§ Task prompt
Report back every line in the data that includes the string "Ruby".

§ Available records
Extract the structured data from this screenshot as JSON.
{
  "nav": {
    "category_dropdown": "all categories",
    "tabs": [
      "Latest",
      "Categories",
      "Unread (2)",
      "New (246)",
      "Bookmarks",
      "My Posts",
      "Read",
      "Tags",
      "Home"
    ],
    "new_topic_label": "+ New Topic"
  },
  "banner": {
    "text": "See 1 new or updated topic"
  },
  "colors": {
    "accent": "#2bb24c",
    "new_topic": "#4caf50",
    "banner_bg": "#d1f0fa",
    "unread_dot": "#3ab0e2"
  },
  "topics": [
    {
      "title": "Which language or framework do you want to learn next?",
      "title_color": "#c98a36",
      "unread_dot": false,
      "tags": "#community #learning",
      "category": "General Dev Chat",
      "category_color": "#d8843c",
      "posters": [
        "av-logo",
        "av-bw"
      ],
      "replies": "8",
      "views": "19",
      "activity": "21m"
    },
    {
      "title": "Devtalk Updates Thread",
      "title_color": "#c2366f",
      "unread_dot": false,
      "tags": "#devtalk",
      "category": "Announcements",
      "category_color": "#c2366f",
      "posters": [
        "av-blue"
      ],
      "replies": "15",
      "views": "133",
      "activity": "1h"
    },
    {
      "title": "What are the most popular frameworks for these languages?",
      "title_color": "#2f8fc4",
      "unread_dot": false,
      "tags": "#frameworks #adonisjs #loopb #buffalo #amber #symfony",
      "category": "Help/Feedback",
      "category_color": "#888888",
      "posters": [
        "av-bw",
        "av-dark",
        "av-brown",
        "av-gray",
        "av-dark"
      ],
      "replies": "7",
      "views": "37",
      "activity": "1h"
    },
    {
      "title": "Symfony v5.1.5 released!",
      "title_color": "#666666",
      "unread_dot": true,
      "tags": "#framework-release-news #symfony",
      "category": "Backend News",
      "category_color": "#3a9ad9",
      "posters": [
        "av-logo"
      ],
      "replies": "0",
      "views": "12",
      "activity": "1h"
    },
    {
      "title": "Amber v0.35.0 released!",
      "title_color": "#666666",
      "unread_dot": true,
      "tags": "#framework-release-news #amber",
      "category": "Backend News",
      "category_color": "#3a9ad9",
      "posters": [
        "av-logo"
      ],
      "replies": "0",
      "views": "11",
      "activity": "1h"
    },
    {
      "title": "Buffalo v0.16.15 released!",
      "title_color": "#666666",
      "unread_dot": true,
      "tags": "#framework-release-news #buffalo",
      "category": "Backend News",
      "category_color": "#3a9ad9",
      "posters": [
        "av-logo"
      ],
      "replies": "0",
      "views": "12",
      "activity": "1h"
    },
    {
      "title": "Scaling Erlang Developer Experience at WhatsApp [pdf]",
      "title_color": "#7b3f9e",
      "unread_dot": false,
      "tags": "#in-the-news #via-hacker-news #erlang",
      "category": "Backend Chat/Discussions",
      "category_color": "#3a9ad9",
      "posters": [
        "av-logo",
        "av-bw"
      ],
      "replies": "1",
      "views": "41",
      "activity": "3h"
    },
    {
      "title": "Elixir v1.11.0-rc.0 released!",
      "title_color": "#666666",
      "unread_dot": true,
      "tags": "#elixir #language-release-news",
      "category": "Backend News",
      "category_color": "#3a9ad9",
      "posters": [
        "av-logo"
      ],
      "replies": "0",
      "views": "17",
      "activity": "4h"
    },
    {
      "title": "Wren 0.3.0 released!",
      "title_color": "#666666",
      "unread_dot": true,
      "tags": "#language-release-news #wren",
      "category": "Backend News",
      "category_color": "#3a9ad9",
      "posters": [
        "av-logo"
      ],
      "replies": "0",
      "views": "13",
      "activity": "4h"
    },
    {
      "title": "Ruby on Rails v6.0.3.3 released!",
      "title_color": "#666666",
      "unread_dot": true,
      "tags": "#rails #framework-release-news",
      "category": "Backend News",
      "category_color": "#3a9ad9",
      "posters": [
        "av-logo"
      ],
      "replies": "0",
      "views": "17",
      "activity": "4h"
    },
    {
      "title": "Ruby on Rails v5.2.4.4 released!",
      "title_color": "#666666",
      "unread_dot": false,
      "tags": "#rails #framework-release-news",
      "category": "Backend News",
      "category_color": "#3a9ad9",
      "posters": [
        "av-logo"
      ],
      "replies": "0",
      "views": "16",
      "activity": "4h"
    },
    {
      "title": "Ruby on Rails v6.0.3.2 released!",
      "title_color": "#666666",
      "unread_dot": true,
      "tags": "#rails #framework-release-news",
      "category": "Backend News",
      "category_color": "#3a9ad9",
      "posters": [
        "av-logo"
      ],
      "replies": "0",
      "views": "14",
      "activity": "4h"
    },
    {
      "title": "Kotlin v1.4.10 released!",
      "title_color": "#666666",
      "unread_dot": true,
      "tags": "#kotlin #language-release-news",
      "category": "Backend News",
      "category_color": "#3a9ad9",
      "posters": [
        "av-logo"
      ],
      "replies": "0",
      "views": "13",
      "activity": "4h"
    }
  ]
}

§ Solution to this exercise
      "title": "Ruby on Rails v6.0.3.3 released!",
      "title": "Ruby on Rails v5.2.4.4 released!",
      "title": "Ruby on Rails v6.0.3.2 released!",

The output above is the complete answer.